Note: Where available, the PDF/Word icon below is provided to view the complete and fully formatted document
 Download Current HansardDownload Current Hansard   

Previous Fragment    Next Fragment
Tuesday, 17 February 1987
Page: 66

(Question No. 4711)

Mr Tickner asked the Minister for Arts, Heri- tage and Environment, upon notice, on 7 October 1986:

Further to Question No. 3010 (Hansard), 16 September 1986, page 613, does the Government have an action plan relating to each endangered species referred to in a publication by the Total Environment Centre entitled ``Our Wildlife in Peril''.

Mr Cohen —The answer to the honourable member's question is as follows:

No. The Total Environment Centre (TEC) publication to which reference is made lists a large number of species by conservation status categories similar to those used by the International Union for Conservation of Nature and Natural Resources. These categories range from `very rare and believed to be decreasing in numbers' to `not endangered at present'. The preparation of individual action plans for each species would be a major undertaking. Conservationists now generally recognise that habitat protection is the key to species conservation.

Prime responsibility for wildlife management in Australia rests with the Governments of the States and the Northern Territory. Where appropriate, liaison between the States and Territories and the Commonwealth on wildlife issues occurs through the Council of Nature Conservation Ministers (CONCOM).

In 1974, CONCOM published an agreed national list of endangered vertebrate species, most of which are also included in the TEC publication. This list is updated periodically by a Working Group comprising research biologists from each State, Territory and the Commonwealth.

The Commonwealth, through the Australian National Parks and Wildlife Service (ANPWS), provides grants under the States Co-operative Assistance Program to State and Territory wildlife authorities for the development of co-operative nature conservation projects of national or international significance related to, amongst other things, wildlife which is rare, endangered or otherwise of national significance. One of the criteria on which ANPWS determines species-oriented research funding priorities is the inclusion of fauna on the agreed CONCOM list of endangered vertebrates.

ANPWS is currently funding the following projects related to species appearing in the CONCOM and/or TEC publications:

1. Management of the Greater Stick-nest rat on Franklin Island-involves collation of population and habitat data for the rat and a feasibility study for re-establishing the rat in other localities.

2. Bettong conservation on Boodie Island-aims to eradicate introduced rats which threaten the Bettong's survival.

3. Orange-bellied Parrot Recovery Plan, Stage 2-continues work with Tasmanian, Victorian and South Australian wildlife authorities on the implementation of measures contained in the Recovery Plan designed to protect the species and its habitat and establish sound management principles for key locations.

4. Management of the Mountain Pygmy Possum, Stage 2-involves collating population and habitat data and preparing a management plan for the species.

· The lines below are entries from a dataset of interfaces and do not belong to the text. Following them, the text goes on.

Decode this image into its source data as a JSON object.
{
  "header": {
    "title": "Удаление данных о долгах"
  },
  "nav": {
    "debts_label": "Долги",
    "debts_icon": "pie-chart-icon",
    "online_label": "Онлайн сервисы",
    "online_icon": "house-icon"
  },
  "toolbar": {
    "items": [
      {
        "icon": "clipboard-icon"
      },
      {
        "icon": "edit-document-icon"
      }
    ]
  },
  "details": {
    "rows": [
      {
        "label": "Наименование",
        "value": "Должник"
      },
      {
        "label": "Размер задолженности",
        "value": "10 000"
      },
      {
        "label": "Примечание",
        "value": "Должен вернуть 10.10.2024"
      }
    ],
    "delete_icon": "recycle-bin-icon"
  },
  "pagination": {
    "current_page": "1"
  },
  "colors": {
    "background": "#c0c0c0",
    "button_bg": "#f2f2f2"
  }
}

5. Dugong status in Western Australia-involves an assessment of the relative abundance and seasonal changes in distribution of dugong in the Dampier region, the impact of hunting and the relative importance of seagrass communities to the species.

6. Superb Parrot Study-investigates the habitat requirements of the Superb Parrot with particular emphasis on breeding habitat, food sources and factors responsible for reproductive success.

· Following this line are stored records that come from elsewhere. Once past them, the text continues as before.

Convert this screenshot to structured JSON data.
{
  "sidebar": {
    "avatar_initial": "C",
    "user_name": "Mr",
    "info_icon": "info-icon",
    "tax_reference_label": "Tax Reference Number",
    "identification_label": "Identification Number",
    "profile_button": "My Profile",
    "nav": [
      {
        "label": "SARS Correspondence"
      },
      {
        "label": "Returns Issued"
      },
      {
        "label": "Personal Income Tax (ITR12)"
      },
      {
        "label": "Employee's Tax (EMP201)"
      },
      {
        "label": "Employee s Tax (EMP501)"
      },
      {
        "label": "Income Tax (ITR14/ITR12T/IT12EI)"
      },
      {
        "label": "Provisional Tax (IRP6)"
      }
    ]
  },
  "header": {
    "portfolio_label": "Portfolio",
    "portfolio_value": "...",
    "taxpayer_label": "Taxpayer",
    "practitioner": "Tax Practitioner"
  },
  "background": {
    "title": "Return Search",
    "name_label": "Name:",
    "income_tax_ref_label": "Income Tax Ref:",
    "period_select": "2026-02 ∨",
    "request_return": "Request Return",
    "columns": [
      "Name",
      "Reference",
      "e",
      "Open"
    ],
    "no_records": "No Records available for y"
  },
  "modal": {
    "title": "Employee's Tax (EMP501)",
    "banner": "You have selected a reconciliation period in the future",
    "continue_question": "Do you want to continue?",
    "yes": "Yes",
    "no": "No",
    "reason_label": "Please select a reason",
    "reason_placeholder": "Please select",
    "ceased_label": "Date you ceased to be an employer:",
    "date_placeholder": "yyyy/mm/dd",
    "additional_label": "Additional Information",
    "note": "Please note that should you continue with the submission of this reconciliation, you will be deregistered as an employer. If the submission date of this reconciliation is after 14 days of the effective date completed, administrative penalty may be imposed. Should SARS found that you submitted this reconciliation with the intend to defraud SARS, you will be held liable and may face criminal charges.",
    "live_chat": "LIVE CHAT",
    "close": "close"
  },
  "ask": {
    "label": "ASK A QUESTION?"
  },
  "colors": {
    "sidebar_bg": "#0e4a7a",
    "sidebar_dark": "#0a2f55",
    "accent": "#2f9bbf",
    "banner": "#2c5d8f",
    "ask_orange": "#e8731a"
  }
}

7. Conservation of the Northern Nailtail Wallaby and Spectacled Hare-wallaby, Stage 2-aims to document the distribution and abundance of the two species and investigate their feeding requirements and factors having a detrimental impact in order to prepare guidelines for effective management action.

8. Conservation of the Forty-spotted Pardalote-involves investigations into the ecological requirement of the species with the aim of preparing recommendations on habitat management.

9. Ecology and conservation of the Long-footed Potoroo-aims to improve the understanding of the distribution and ecology of the species so that appropriate management strategies can be implemented.

10. Conservation of Marine Turtles-aims to increase understanding of the patterns of movement of turtles in Western Australia, assess the impact of harvesting and make recommendations for conservation management.

11. Ecology of the Ground Parrot in Relation to Fire Regimes, Stage 2-aims to study the effects of fire regimes on the feeding and breeding biology of the species by monitoring marked birds and eventually deriving management prescriptions for the conservation of the Ground Parrot in Queensland.